Carry on generations

I was slouching on the couch, tired and bored, flicking through the TV channels. I came across Carry on Cleo and started watching it. Foreign persons don't understand how the Carry On series both fits into and shapes our national psyche, but for British persons of a certain age (eg, me), they are special and comforting, like a spotted dick (tee hee).

Anyway, I was watching it while no.2 son came and slumped on the sofa beside me. He was bored too, waiting to talk to his mother while she was in the middle of an extended phone conversation with one of her friends. So there we were, watching Jim Dale, Warren Mitchell, Kenneth Williams and the rest of the gang. Now, no.2 son is not versed in the history of British light entertainment, the tradition of the double entendre or the Shakespeare tragedy that was the inspiration for the work. More interestingly, he had no idea it was a comedy, and just thought it was a boring and unrealistic (well, compared to Gladiator, his benchmark for films about ancient Rome) film about Julius, Mark and Cleopatra.

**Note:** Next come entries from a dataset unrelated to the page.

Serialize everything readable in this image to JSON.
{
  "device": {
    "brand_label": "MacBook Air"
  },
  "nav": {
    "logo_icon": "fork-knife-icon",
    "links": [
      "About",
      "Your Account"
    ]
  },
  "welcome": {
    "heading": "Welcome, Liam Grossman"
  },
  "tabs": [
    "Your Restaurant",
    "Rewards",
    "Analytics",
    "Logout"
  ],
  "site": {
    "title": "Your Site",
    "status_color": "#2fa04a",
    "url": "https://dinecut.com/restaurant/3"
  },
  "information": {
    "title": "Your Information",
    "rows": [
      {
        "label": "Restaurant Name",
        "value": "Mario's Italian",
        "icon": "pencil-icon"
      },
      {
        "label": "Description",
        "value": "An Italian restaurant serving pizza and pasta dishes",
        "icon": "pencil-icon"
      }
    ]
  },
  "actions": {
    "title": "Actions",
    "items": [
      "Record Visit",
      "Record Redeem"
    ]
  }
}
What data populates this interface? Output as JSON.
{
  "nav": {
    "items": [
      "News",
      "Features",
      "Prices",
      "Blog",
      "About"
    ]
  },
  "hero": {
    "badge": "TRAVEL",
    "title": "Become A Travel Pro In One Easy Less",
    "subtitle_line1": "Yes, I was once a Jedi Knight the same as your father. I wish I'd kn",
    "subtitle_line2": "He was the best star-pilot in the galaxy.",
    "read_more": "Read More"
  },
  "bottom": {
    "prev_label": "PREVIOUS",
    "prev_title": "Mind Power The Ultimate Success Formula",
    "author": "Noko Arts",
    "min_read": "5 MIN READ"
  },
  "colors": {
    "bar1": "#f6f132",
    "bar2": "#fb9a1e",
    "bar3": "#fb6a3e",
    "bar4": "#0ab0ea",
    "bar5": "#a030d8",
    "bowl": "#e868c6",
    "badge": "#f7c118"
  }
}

So, I observe, that unless you are schooled in a culture that believes Carry On films to be funny, they aren't. One reason may well be that they contain no actual funny jokes (except, in this case, the famous line about infamy, infamy, they've all got it infamy).

In the future, everyone will be famous to fifteen people.
[posted with ecto]

1 comment:

Amanda Castleman said...

Don't give up! Some level of "Carry On" appreciation can be acquired. I moved to Blighty at 21 and edited an entertainment magazine. The publisher stuck Leslie Phillips on the second issue's cover. Once I'd been bullied into a few viewings – and subjected to countless, "you know you want to" jokes – I started to, ahem, feel the love.